_Work request_
An exact copy of every record is required.

Data records
-- -- --

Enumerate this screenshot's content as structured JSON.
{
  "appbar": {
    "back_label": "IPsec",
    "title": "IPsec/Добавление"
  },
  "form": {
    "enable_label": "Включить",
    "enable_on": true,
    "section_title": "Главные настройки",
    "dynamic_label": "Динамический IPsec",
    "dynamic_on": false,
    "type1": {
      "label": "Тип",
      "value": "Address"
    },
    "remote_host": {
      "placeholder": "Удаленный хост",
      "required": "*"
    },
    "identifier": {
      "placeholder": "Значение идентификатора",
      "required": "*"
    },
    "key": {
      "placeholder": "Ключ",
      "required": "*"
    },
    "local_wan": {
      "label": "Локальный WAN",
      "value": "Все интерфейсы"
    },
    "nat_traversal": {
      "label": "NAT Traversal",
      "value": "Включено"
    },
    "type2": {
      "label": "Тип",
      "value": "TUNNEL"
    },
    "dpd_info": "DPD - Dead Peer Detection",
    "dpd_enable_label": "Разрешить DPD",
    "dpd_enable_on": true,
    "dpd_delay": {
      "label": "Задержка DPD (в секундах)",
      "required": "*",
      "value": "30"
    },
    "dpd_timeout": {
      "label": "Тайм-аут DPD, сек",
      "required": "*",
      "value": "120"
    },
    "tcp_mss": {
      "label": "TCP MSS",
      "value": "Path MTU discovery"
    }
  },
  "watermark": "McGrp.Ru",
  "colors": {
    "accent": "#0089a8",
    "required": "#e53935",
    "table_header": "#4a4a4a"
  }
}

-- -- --

_Exercise answer_
Enumerate this screenshot's content as structured JSON.
{
  "appbar": {
    "back_label": "IPsec",
    "title": "IPsec/Добавление"
  },
  "form": {
    "enable_label": "Включить",
    "enable_on": true,
    "section_title": "Главные настройки",
    "dynamic_label": "Динамический IPsec",
    "dynamic_on": false,
    "type1": {
      "label": "Тип",
      "value": "Address"
    },
    "remote_host": {
      "placeholder": "Удаленный хост",
      "required": "*"
    },
    "identifier": {
      "placeholder": "Значение идентификатора",
      "required": "*"
    },
    "key": {
      "placeholder": "Ключ",
      "required": "*"
    },
    "local_wan": {
      "label": "Локальный WAN",
      "value": "Все интерфейсы"
    },
    "nat_traversal": {
      "label": "NAT Traversal",
      "value": "Включено"
    },
    "type2": {
      "label": "Тип",
      "value": "TUNNEL"
    },
    "dpd_info": "DPD - Dead Peer Detection",
    "dpd_enable_label": "Разрешить DPD",
    "dpd_enable_on": true,
    "dpd_delay": {
      "label": "Задержка DPD (в секундах)",
      "required": "*",
      "value": "30"
    },
    "dpd_timeout": {
      "label": "Тайм-аут DPD, сек",
      "required": "*",
      "value": "120"
    },
    "tcp_mss": {
      "label": "TCP MSS",
      "value": "Path MTU discovery"
    }
  },
  "watermark": "McGrp.Ru",
  "colors": {
    "accent": "#0089a8",
    "required": "#e53935",
    "table_header": "#4a4a4a"
  }
}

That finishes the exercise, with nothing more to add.